Riding a motorcycle can be fun, financially savvy, and incredibly dangerous. Riders with decades of experience under their belts still have enormous risks every time they head out, whether they’re traveling to the corner store or across the country. New riders face even greater risks, as there’s no substitute for experience and years of honing your skills.
At a bare minimum, new riders should take safety courses and ride with more experienced riders for weeks, if not months, before venturing out on their own. They should also stick to roads with lower speed limits, lower traffic volumes, and few curves and elevation changes to get more acquainted with their bikes and the demands of riding.
But no matter how many precautions they take, all new riders will eventually be tested and put in harm’s way. These are the most common risks that new riders face in the Sooner State.
Motorcyclists have a lot of challenges to overcome on the road, but their biggest obstacle is simply getting other drivers to see them. Unfortunately, this issue is made worse when drivers aren’t looking at the road or their surroundings and are instead looking at their phones.
New riders should always assume that drivers don’t see them while also doing everything in their power to make themselves more visible. That means wearing bright riding gear, avoiding nighttime and inclement weather rides, and turning on their lights—even during the day.
When it comes to drivers not seeing motorcyclists, the greatest risk in this scenario is when drivers turn left in front of them. This risk is especially pronounced when drivers are crossing medians, when they don’t have left-turn arrows, and when their visibility of oncoming traffic is limited.
New motorcyclists should be extremely cautious when approaching intersections or when they see vehicles waiting to turn or with their turn signals on. It’s common for new riders to assume that the people in those vehicles see them and are waiting for them to pass, but that’s not always the case, and sometimes drivers turn directly into the paths of riders.
Disrespectful or Aggressive Drivers
Sometimes, drivers are well aware of the presence of motorcyclists, but they still put them at risk anyway because of their negligent driving habits. Drivers who don’t respect motorcyclists or know about the dangers they face may follow them too closely, cut them off, or even drift into their lanes, forcing them to make quick evasive maneuvers.

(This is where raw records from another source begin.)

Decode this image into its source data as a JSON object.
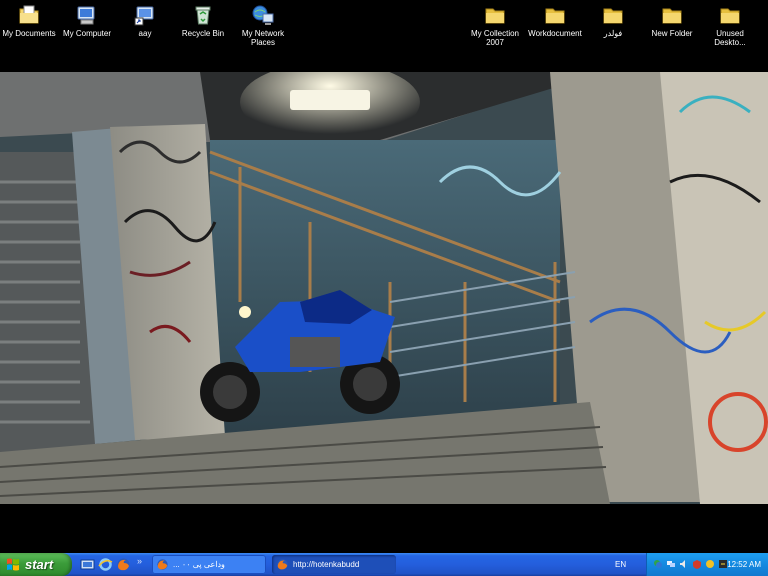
{
  "desktop": {
    "left_icons": [
      {
        "label": "My Documents",
        "icon": "my-documents-icon"
      },
      {
        "label": "My Computer",
        "icon": "my-computer-icon"
      },
      {
        "label": "aay",
        "icon": "computer-shortcut-icon"
      },
      {
        "label": "Recycle Bin",
        "icon": "recycle-bin-icon"
      },
      {
        "label": "My Network Places",
        "icon": "network-places-icon"
      }
    ],
    "right_icons": [
      {
        "label": "My Collection 2007",
        "icon": "folder-icon"
      },
      {
        "label": "Workdocument",
        "icon": "folder-icon"
      },
      {
        "label": "فولدر",
        "icon": "folder-icon"
      },
      {
        "label": "New Folder",
        "icon": "folder-icon"
      },
      {
        "label": "Unused Deskto...",
        "icon": "folder-icon"
      }
    ]
  },
  "taskbar": {
    "start_label": "start",
    "quick_launch": [
      "show-desktop-icon",
      "ie-icon",
      "firefox-icon"
    ],
    "tasks": [
      {
        "label": "... وداعی پی ۰۰",
        "icon": "firefox-icon",
        "active": false
      },
      {
        "label": "http://hotenkabudd",
        "icon": "firefox-icon",
        "active": true
      }
    ],
    "language": "EN",
    "tray_icons": [
      "messenger-icon",
      "network-icon",
      "volume-icon",
      "security-icon",
      "update-icon",
      "antivirus-icon"
    ],
    "clock": "12:52 AM"
  },
  "colors": {
    "taskbar_blue": "#245edc",
    "start_green": "#3b9c3a",
    "tray_blue": "#1489e0",
    "folder_yellow": "#f5d76e"
  }
}
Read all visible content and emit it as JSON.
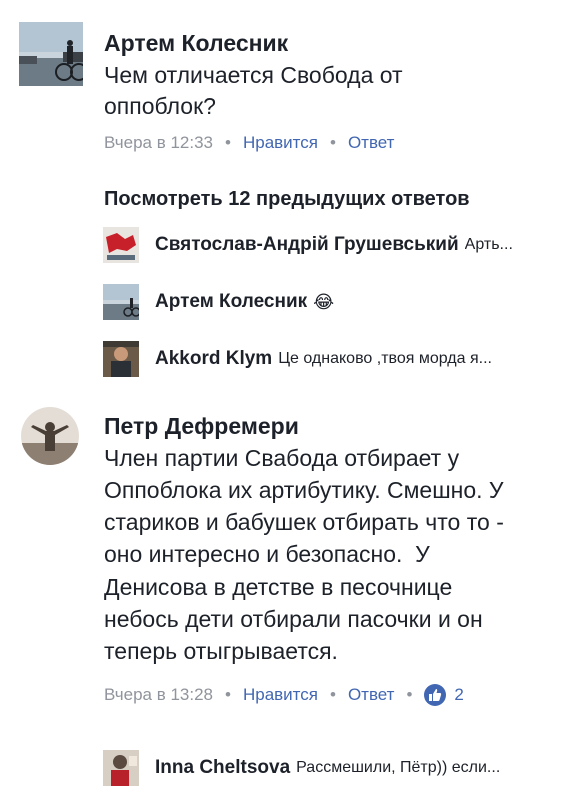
{
  "comment1": {
    "author": "Артем Колесник",
    "text_line1": "Чем отличается Свобода от",
    "text_line2": "оппоблок?",
    "time": "Вчера в 12:33",
    "like": "Нравится",
    "reply": "Ответ",
    "sep": "•"
  },
  "view_previous": "Посмотреть 12 предыдущих ответов",
  "replies": [
    {
      "author": "Святослав-Андрій Грушевський",
      "snippet": "Арть..."
    },
    {
      "author": "Артем Колесник",
      "emoji": "😂"
    },
    {
      "author": "Akkord Klym",
      "snippet": "Це однаково ,твоя морда я..."
    }
  ],
  "comment2": {
    "author": "Петр Дефремери",
    "lines": [
      "Член партии Свабода отбирает у",
      "Оппоблока их артибутику. Смешно. У",
      "стариков и бабушек отбирать что то -",
      "оно интересно и безопасно.  У",
      "Денисова в детстве в песочнице",
      "небось дети отбирали пасочки и он",
      "теперь отыгрывается."
    ],
    "time": "Вчера в 13:28",
    "like": "Нравится",
    "reply": "Ответ",
    "sep": "•",
    "reactions_count": "2"
  },
  "reply_last": {
    "author": "Inna Cheltsova",
    "snippet": "Рассмешили, Пётр)) если..."
  },
  "colors": {
    "link": "#4267b2",
    "meta": "#90949c",
    "text": "#1d2129"
  }
}
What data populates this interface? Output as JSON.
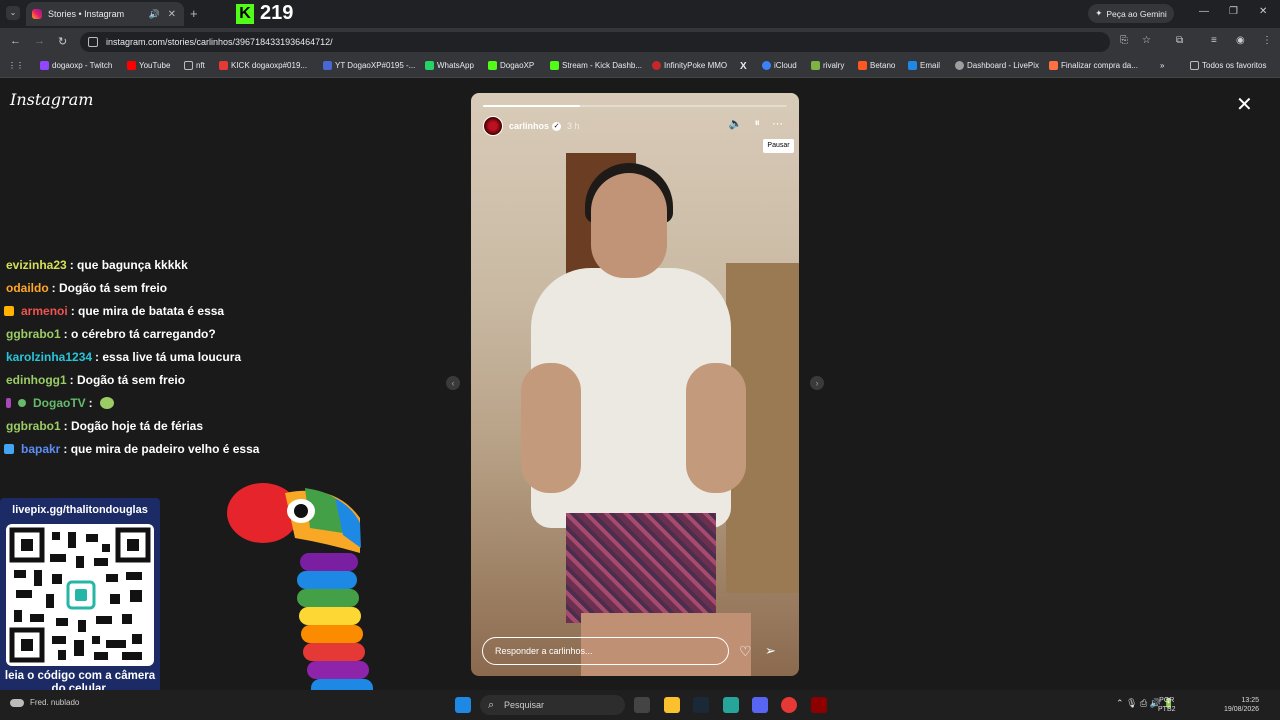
{
  "browser": {
    "tab_title": "Stories • Instagram",
    "tab_close": "✕",
    "tab_audio": "🔊",
    "new_tab": "+",
    "tab_dropdown": "⌄",
    "kick_logo": "K",
    "kick_counter": "219",
    "gemini_label": "Peça ao Gemini",
    "gemini_icon": "✦",
    "url": "instagram.com/stories/carlinhos/3967184331936464712/",
    "nav_back": "←",
    "nav_forward": "→",
    "nav_reload": "↻",
    "win_min": "—",
    "win_max": "❐",
    "win_close": "✕",
    "right_icons": [
      "⎘",
      "☆",
      "⧉",
      "≡",
      "◉",
      "⋮"
    ]
  },
  "bookmarks": {
    "apps_icon": "⋮⋮",
    "items": [
      {
        "label": "dogaoxp - Twitch",
        "color": "#9146ff"
      },
      {
        "label": "YouTube",
        "color": "#ff0000"
      },
      {
        "label": "nft",
        "color": "#888888"
      },
      {
        "label": "KICK dogaoxp#019...",
        "color": "#e53935"
      },
      {
        "label": "YT DogaoXP#0195 -...",
        "color": "#4a67d6"
      },
      {
        "label": "WhatsApp",
        "color": "#25d366"
      },
      {
        "label": "DogaoXP",
        "color": "#53fc18"
      },
      {
        "label": "Stream - Kick Dashb...",
        "color": "#53fc18"
      },
      {
        "label": "InfinityPoke MMO",
        "color": "#c62828"
      },
      {
        "label": "X",
        "color": "#ffffff"
      },
      {
        "label": "iCloud",
        "color": "#3b82f6"
      },
      {
        "label": "rivalry",
        "color": "#7cb342"
      },
      {
        "label": "Betano",
        "color": "#ff5722"
      },
      {
        "label": "Email",
        "color": "#1e88e5"
      },
      {
        "label": "Dashboard - LivePix",
        "color": "#9e9e9e"
      },
      {
        "label": "Finalizar compra da...",
        "color": "#ff7043"
      }
    ],
    "more": "»",
    "favorites": "Todos os favoritos"
  },
  "instagram": {
    "logo": "Instagram",
    "close": "✕",
    "prev_arrow": "‹",
    "next_arrow": "›",
    "story": {
      "progress": 0.32,
      "username": "carlinhos",
      "verified": "✓",
      "time": "3 h",
      "mute_icon": "🔈",
      "pause_icon": "⏸",
      "more_icon": "⋯",
      "pause_tooltip": "Pausar",
      "reply_placeholder": "Responder a carlinhos...",
      "heart_icon": "♡",
      "send_icon": "➢"
    }
  },
  "chat": [
    {
      "user": "evizinha23",
      "text": ": que bagunça kkkkk",
      "color": "#d4e157",
      "badge": ""
    },
    {
      "user": "odaildo",
      "text": ": Dogão tá sem freio",
      "color": "#ffa726",
      "badge": ""
    },
    {
      "user": "armenoi",
      "text": ": que mira de batata é essa",
      "color": "#ef5350",
      "badge": "#ffb300"
    },
    {
      "user": "ggbrabo1",
      "text": ": o cérebro tá carregando?",
      "color": "#9ccc65",
      "badge": ""
    },
    {
      "user": "karolzinha1234",
      "text": ": essa live tá uma loucura",
      "color": "#26c6da",
      "badge": ""
    },
    {
      "user": "edinhogg1",
      "text": ": Dogão tá sem freio",
      "color": "#9ccc65",
      "badge": ""
    },
    {
      "user": "DogaoTV",
      "text": ":",
      "color": "#66bb6a",
      "badge": "#ab47bc"
    },
    {
      "user": "ggbrabo1",
      "text": ": Dogão hoje tá de férias",
      "color": "#9ccc65",
      "badge": ""
    },
    {
      "user": "bapakr",
      "text": ": que mira de padeiro velho é essa",
      "color": "#5c8df6",
      "badge": "#42a5f5"
    }
  ],
  "overlay": {
    "livepix_url": "livepix.gg/thalitondouglas",
    "qr_caption": "leia o código com a câmera do celular."
  },
  "taskbar": {
    "weather": "Fred. nublado",
    "search_placeholder": "Pesquisar",
    "search_icon": "⌕",
    "lang_top": "POR",
    "lang_bottom": "PTB2",
    "time": "13:25",
    "date": "19/08/2026",
    "tray_icons": "⌃  🎙  ⎙ 🔊 🔋"
  }
}
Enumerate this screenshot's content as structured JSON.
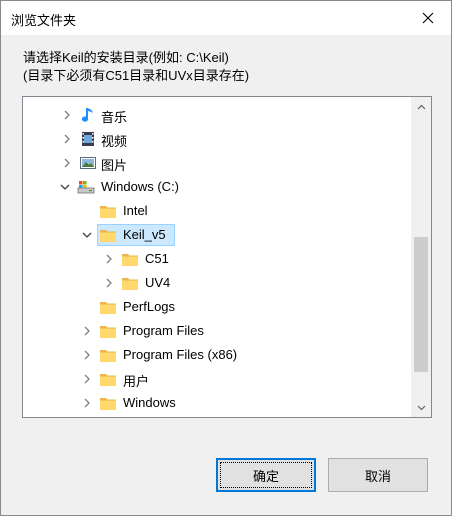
{
  "window": {
    "title": "浏览文件夹"
  },
  "description": {
    "line1": "请选择Keil的安装目录(例如: C:\\Keil)",
    "line2": "(目录下必须有C51目录和UVx目录存在)"
  },
  "tree": {
    "items": [
      {
        "label": "音乐",
        "icon": "music-note-icon",
        "expanded": false
      },
      {
        "label": "视频",
        "icon": "video-icon",
        "expanded": false
      },
      {
        "label": "图片",
        "icon": "picture-icon",
        "expanded": false
      },
      {
        "label": "Windows (C:)",
        "icon": "drive-icon",
        "expanded": true
      },
      {
        "label": "Intel",
        "icon": "folder-icon"
      },
      {
        "label": "Keil_v5",
        "icon": "folder-icon",
        "expanded": true,
        "selected": true
      },
      {
        "label": "C51",
        "icon": "folder-icon",
        "expanded": false
      },
      {
        "label": "UV4",
        "icon": "folder-icon",
        "expanded": false
      },
      {
        "label": "PerfLogs",
        "icon": "folder-icon"
      },
      {
        "label": "Program Files",
        "icon": "folder-icon",
        "expanded": false
      },
      {
        "label": "Program Files (x86)",
        "icon": "folder-icon",
        "expanded": false
      },
      {
        "label": "用户",
        "icon": "folder-icon",
        "expanded": false
      },
      {
        "label": "Windows",
        "icon": "folder-icon",
        "expanded": false
      }
    ]
  },
  "buttons": {
    "ok": "确定",
    "cancel": "取消"
  },
  "colors": {
    "selection": "#cce8ff",
    "folder": "#ffd86e",
    "accent": "#0078d7"
  }
}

Inexperienced riders are particularly at risk due to these negligent behaviors, as they may not have the skill and experience to avoid a crash or to maintain control over their bikes. The best way for new riders to avoid accidents in these situations is to avoid erratic drivers by changing lanes when necessary or by slowing down and allowing them to pass.
Some accidents aren’t caused by other drivers at all and are instead caused by things that go “bump” in the road. Oil slicks, loose gravel, fallen tree limbs, and potholes may be nothing more than minor annoyances to drivers, especially those in big pickup trucks and SUVs, but they can be deadly to motorcyclists.
In addition to always being on the lookout for inattentive and distracted drivers, new riders must also constantly scan the road ahead for hazards. In some cases, avoiding those hazards requires evasive maneuvers, which can be dangerous at high speeds. That’s why it’s important for new riders to slow down and take their time.
Their Own Inexperience
The safest riders are those who can accelerate, brake, shift gears, turn, and scan for dangers automatically, but without taking their safety for granted. Unfortunately, new riders often need to devote serious brainpower and mental processing to simply keeping their bikes upright, let alone being keenly aware of the risks surrounding them.
Riders who devote hours upon hours to mastering the fundamentals before they hit the highway or challenging rural roads are much better equipped than even more experienced riders who still struggle with the basics. It can take anywhere from six months to one year of frequent riding to develop the skills, intuition, and experience to handle yourself properly on Oklahoma’s roads.
When Injured Riders Need Our Help, We’re Just a Phone Call Away
Whether they’ve been riding for their entire adult lives or they just bought their first bike a week ago, we know that motorcyclists face serious risks. The problem is only getting worse, as more and more drivers are becoming distracted with every passing year. And when those distracted and inattentive drivers cause crashes, it’s our job to help the riders get compensation.
If you or someone you love was injured by a negligent driver, we want to help you get the money you’re owed. Contact the Oklahoma motorcycle accident lawyers at Parrish DeVaughn Injury Lawyers today. Our consultations are free, and you owe us nothing unless we get money for you.